That One Sidequest: Getting 10 revives in match when you don't have a coordinated team. You need it to complete the medic's basic challenge. The issue here isn't revival not being any good, it's very useful, but having people stay around long enough to revive them, or not having it taken by a teammate first, can range from problematic to rendering it impossible. Players can choose to forego any revival to move to the spawn screen, and it's quite possible to have it happen a lot in one match, or you might just not get anybody who dies in a spot where you can safely revive them.
They Changed It, Now It Sucks!: Some veteran fans of the Battlefield franchise have complained how the new mechanics have made the game too casual. Most notably, inclusion of bayonet charging, Behemoths, Elite classes, and the sniper sweet spot mechanic are derided as cheap tactics that allow inexperienced players to beat more experienced and skilled players.
Some felt that the lack of a Central Powers Campaign was a huge oversight that undermined the game's Grey and Gray Morality message, as underlined in the prologue's ending.
Despite being featured on the cover and much of the promotional material, you only play as a Harlem Hellfighter in the brief opening sequence, rather than a full story.
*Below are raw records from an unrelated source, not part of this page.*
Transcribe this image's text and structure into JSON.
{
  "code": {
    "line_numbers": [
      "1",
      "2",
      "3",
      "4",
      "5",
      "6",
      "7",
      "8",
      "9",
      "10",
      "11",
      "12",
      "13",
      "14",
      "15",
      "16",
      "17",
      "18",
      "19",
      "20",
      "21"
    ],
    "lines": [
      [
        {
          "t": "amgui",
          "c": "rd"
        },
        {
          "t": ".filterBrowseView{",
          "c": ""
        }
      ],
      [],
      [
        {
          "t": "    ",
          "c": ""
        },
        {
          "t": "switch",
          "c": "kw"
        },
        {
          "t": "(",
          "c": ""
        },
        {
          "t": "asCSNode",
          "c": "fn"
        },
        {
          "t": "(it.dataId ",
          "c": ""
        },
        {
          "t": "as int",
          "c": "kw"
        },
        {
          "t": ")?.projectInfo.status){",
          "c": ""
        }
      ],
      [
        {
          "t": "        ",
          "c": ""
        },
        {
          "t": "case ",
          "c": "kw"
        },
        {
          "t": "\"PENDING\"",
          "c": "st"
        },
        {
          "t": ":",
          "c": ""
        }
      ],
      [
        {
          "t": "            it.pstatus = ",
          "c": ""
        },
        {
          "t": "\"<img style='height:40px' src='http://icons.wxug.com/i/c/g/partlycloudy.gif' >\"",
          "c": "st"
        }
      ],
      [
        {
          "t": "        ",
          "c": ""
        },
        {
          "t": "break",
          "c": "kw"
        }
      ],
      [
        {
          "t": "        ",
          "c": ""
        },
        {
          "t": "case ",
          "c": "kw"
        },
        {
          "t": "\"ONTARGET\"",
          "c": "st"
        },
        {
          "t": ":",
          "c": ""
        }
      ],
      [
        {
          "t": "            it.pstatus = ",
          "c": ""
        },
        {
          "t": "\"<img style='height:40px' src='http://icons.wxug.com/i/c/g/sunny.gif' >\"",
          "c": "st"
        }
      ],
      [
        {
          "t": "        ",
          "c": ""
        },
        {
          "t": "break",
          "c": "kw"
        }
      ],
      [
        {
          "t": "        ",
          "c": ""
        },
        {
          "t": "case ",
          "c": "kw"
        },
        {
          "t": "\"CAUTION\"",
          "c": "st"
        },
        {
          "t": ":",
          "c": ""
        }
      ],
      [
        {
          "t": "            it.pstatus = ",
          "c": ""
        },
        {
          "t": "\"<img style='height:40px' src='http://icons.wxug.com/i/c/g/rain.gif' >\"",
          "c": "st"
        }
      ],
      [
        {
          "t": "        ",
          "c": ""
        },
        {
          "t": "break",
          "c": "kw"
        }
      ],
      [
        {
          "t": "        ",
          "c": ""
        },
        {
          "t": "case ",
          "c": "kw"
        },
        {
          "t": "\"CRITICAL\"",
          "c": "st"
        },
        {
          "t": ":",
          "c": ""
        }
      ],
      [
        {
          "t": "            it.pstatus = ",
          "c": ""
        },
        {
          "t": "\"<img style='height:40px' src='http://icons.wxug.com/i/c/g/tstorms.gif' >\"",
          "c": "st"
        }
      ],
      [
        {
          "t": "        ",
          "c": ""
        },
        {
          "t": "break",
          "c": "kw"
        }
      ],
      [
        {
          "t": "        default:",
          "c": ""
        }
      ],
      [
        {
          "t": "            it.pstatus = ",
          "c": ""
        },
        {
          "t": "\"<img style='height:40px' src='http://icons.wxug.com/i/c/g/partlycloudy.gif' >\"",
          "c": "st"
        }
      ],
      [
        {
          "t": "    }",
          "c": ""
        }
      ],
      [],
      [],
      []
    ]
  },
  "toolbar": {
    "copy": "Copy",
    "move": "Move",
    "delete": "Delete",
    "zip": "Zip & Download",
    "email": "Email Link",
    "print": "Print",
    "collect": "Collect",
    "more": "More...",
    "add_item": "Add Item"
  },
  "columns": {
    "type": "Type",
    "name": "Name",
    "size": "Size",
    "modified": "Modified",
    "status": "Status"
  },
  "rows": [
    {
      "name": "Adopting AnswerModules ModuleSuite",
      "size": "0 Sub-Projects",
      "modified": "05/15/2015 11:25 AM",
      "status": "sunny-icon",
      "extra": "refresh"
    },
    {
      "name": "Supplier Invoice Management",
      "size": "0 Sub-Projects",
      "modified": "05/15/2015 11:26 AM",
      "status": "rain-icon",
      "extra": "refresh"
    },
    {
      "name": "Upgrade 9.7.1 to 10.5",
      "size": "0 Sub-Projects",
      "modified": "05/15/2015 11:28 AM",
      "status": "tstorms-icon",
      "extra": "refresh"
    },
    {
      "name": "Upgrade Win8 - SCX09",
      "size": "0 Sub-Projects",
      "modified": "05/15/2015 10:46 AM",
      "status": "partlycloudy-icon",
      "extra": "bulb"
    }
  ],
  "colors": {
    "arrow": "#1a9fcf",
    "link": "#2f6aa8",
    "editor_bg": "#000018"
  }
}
The mission they are in also consists of the player repeatedly dying. This hammers home how awful the war was, but perhaps unintentionally turns this into a case of Black Dude Dies Firsten masse.
Who makes a game with a Gallipoli campaign and sets it on the day after the landings? We were so close to having WWI D-Day.
The Support class is both a low and high tier version. Although the machine guns used by the class are rather cumbersome and sluggish, their gadgets are considered to be highly overpowered. The mortar allows the support class to bombard the enemy with explosives from long range without any warning. The limpet charge, while a short-range weapon, can blow up entire buildings and take out a third of a heavy tank's health. The crossbow can shoot grenades capable of bouncing off walls and into entrenched enemy positions. Oh and all of their gadget ammunition can be replenished by the ammo crate gadget, allowing the class to turn the entire game into an explosion fest.
The Scout class is considered to be rather overpowered. In Battlefield 3 and Battlefield 4, the sniper class was considered next to worthless since they can be easily outgunned by the other classes and lacked versatility. However, in Battlefield 1, the longer "time-to-kill" of the other classes means that there's less of firepower gap and while also having a "Sweet Spot" mechanic that turns their sniper rifles into One-Hit Kill machines at certain ranges.
Unconventional Learning Experience: From the point when the first trailer came out, there was an outpouring of interest in World War I, which many players were barely familiar with or knew nothing about. The game itself also contains a codex with a variety of insights into the war and the time period. All this seems to be an ongoing theme of the game to revitalize the interest in World War I.
Unexpected Character: In the Name of the Tsar featured the The Red Army as a faction, which nobody expected to be present, and was kept in secret by DICE and EA before their reveal at Gamescom. To emphasize just how hidden they are, not even the official trailer showed them.
On debut, the very fact that it was a mainstream, big-budget shooter focused on World War I — a setting that has long been considered by publishers as poisonous to sales numbers — gained the game significant praise and won over many who were disillusioned over the trend of modern-day and futuristic shooters.
Also worth noting is that while Battlefield 4 had most of its crippling bugs patched out post-launch, and even became one of the more played entries, some felt that the damage had already been done and refused to go back to it. This game managed to win even those people back to the franchise.